Don’t forget your eyes

by Pfc. Janae Wright Baumholder Army Health Clinic

It’s a fact of life for adults: aging is just a matter of how, not when. It is common practice for many people to take steps to fight common signs of aging.

Many Americans spend billions of dollars each year to improve the way they look, but far too many forget about the steps they should take to protect how they see.

In a 2012 survey from the American Optometric Association, more than half of the respondents reported they valued their eyesight more than their memory or ability to walk. However, many people may be making little decisions every day that could be compromising your most indispensable sense. It is important to understand how your eyes change with age and what you can do to keep them in the best health possible.

There are many common eye conditions and diseases that adults may experience during different stages of their lives. Some of these changes are normal, age-related developments and others can be signs of a more serious vision-threatening disease or condition.

According to a study done by the National Eye Institute, an estimated 43 million Americans will face vision loss or blindness from age-related eye diseases by 2020. The study identifies age-related macular degeneration, glaucoma, cataract, floaters, flashes and diabetic retinopathy as the most common eye diseases in Americans age 40 and over.

Due to these vision-threatening diseases, the National Eye Institute emphasizes the importance of annual comprehensive eye examinations in preventing or delaying eye disease.

So if you routinely skip your yearly eye exam but want to get a start on taking care of your overall health, it’s easy to turn things around with these expert-recommended tips:

• It’s all about that baseline. Vision changes begin to show up around the age of 40, so receiving a baseline vision exam is recommended, even for those who have never needed corrective lenses. Common age-related eye conditions, including glaucoma and macular degeneration, may not have symptoms at age 40; but if a disease is identified, an optometrist can track it and provide treatment to help prevent it from worsening.

• Watch out for your family history. Age-related macular degeneration, glaucoma and other eye diseases can be inherited. If you have a close relative with AMD, you have a 50 percent chance of developing the condition. A family history of glaucoma increases your chances by four to nine times. So, you should inform your eye care professional about your family’s eye health history. This can help them make an earlier diagnosis and save your vision.
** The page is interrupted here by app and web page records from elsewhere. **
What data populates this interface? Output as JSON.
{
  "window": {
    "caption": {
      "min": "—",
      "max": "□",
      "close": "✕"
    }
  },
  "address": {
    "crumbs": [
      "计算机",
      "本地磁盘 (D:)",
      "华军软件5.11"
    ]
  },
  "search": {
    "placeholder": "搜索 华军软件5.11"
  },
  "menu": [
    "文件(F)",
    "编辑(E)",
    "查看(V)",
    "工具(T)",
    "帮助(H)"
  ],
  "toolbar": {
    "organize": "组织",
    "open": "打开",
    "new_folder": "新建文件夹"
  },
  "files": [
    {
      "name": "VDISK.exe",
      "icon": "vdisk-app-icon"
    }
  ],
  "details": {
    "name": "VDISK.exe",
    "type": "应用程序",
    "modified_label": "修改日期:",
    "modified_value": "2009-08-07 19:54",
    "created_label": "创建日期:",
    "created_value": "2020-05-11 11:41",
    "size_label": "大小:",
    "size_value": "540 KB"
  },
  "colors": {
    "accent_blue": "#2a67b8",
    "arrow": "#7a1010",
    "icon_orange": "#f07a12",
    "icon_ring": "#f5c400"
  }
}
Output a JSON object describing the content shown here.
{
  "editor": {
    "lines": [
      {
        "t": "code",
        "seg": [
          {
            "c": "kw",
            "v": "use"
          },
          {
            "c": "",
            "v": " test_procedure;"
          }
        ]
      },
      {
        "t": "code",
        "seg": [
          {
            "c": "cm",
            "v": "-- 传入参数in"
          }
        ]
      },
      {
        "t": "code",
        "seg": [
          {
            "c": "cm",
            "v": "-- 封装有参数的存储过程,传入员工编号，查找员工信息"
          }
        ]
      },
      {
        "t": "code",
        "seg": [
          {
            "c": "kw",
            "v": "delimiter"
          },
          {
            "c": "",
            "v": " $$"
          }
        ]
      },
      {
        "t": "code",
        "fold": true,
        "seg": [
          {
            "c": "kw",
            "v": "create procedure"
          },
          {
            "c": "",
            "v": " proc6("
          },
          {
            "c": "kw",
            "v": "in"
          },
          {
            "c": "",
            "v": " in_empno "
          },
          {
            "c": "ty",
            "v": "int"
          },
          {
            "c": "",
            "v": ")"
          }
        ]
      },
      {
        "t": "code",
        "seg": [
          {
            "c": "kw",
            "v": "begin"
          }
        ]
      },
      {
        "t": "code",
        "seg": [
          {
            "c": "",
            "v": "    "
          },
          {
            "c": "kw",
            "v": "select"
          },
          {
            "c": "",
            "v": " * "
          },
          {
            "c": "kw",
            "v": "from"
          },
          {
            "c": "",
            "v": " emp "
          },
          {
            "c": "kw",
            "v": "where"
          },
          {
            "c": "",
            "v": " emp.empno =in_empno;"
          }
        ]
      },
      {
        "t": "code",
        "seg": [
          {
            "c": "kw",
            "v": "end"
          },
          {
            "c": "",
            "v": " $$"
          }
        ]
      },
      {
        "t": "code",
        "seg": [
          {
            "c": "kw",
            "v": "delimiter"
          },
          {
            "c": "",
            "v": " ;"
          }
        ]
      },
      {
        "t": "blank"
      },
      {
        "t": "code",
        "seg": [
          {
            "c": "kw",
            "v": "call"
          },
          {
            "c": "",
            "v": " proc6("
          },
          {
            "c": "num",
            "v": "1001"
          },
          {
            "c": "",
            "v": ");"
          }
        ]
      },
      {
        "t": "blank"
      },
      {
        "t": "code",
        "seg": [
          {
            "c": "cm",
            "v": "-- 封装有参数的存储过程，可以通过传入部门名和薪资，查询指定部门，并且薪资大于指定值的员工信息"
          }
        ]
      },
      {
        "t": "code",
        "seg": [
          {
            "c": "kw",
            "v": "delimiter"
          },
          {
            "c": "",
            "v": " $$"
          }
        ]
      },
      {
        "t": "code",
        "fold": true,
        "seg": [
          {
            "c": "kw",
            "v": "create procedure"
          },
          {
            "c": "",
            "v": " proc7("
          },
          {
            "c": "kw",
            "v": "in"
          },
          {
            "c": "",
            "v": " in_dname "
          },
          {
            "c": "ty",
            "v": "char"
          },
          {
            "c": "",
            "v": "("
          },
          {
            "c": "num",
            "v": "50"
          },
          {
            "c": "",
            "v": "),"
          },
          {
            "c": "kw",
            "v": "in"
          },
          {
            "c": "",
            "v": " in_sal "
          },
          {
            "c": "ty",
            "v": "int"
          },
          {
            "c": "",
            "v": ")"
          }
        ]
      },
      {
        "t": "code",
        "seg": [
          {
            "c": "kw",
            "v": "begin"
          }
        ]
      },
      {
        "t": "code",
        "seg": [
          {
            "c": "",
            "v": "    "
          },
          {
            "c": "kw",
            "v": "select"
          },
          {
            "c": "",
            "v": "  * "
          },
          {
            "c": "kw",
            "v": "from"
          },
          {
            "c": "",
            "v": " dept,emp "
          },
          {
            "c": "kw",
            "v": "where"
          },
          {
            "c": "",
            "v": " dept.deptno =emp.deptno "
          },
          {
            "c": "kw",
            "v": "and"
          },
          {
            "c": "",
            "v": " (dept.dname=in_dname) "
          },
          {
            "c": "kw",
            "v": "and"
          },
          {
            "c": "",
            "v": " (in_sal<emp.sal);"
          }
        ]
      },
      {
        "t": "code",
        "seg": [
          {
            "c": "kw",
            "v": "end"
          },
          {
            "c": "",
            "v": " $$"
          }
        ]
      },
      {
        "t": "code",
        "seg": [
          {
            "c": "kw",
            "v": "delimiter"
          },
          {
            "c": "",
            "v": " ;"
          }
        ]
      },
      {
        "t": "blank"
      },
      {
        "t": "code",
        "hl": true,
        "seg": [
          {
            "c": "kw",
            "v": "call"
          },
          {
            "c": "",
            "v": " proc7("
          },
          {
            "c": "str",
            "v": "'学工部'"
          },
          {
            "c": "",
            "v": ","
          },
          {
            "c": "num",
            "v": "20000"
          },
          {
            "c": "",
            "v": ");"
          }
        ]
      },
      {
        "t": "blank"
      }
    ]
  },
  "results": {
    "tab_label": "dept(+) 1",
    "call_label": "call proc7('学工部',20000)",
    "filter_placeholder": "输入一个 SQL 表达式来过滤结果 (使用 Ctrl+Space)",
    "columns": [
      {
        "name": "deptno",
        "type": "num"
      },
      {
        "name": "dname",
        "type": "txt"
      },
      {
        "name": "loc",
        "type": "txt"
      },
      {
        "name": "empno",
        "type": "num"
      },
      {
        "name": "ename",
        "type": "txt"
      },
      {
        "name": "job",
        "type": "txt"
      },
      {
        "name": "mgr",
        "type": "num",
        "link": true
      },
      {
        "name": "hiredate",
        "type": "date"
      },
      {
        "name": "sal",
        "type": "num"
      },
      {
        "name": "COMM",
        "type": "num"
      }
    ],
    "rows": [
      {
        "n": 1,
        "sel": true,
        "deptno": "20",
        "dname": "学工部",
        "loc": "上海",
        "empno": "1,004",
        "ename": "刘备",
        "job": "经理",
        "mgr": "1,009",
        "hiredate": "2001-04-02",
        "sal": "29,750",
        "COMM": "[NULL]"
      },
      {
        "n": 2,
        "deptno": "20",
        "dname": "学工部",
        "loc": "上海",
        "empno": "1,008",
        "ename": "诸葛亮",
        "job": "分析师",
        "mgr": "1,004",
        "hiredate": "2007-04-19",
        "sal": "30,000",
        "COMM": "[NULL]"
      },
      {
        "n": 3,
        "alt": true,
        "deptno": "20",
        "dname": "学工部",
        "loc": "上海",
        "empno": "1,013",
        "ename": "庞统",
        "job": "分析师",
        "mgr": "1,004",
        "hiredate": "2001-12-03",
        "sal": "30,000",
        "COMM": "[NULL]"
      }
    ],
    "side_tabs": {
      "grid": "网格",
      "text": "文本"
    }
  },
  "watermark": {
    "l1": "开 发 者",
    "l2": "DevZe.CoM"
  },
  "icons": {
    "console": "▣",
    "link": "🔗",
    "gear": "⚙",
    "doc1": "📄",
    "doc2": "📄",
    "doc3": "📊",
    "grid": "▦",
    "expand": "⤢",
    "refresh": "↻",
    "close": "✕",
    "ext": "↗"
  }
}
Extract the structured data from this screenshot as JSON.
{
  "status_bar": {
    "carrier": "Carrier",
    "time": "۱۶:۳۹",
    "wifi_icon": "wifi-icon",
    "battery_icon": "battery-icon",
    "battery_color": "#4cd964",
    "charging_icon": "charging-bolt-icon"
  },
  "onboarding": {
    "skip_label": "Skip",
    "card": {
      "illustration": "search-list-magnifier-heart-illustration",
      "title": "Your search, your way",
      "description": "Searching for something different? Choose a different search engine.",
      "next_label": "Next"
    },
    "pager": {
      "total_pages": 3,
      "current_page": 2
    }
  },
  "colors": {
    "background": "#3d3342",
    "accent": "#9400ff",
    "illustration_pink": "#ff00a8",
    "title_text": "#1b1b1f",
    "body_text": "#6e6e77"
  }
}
• Be on a “see food” diet. Eat for your eyes. Studies have shown that some foods are good for eye health as well as general health. Cold-water fish such as salmon, tuna, sardines and mackerel are rich in omega-3 fatty acids, which may help protect against dry eyes, macular degeneration and even cataracts. Spinach, kale and collard greens, to name just a few, are packed full of lutein and zeaxanthin, important plant pigments that can help stem the development of macular degeneration and cataracts. Broccoli, peas and avocados are also good sources of this powerful antioxidant duo. The vitamins and nutrients in eggs, including lutein and vitamin A which may protect against night blindness and dry eyes, promote eye health and function. Foods such as carrots, tomatoes, bell peppers, strawberries, pumpkin, corn and cantaloupe are excellent sources of vitamins A and C and are thought to help decrease the risk of many eye diseases. So make sure you take a big helping.

• End bad habits, start good ones. Quitting smoking is one of the best investments you can make in your eye health. Smoking increases your risk for developing cataracts and age-related macular degeneration. It also raises the risks for cardiovascular diseases that indirectly influence your eyes’ health.

That’s all it takes to see a better you. Schedule your next eye exam at your optometry clinic.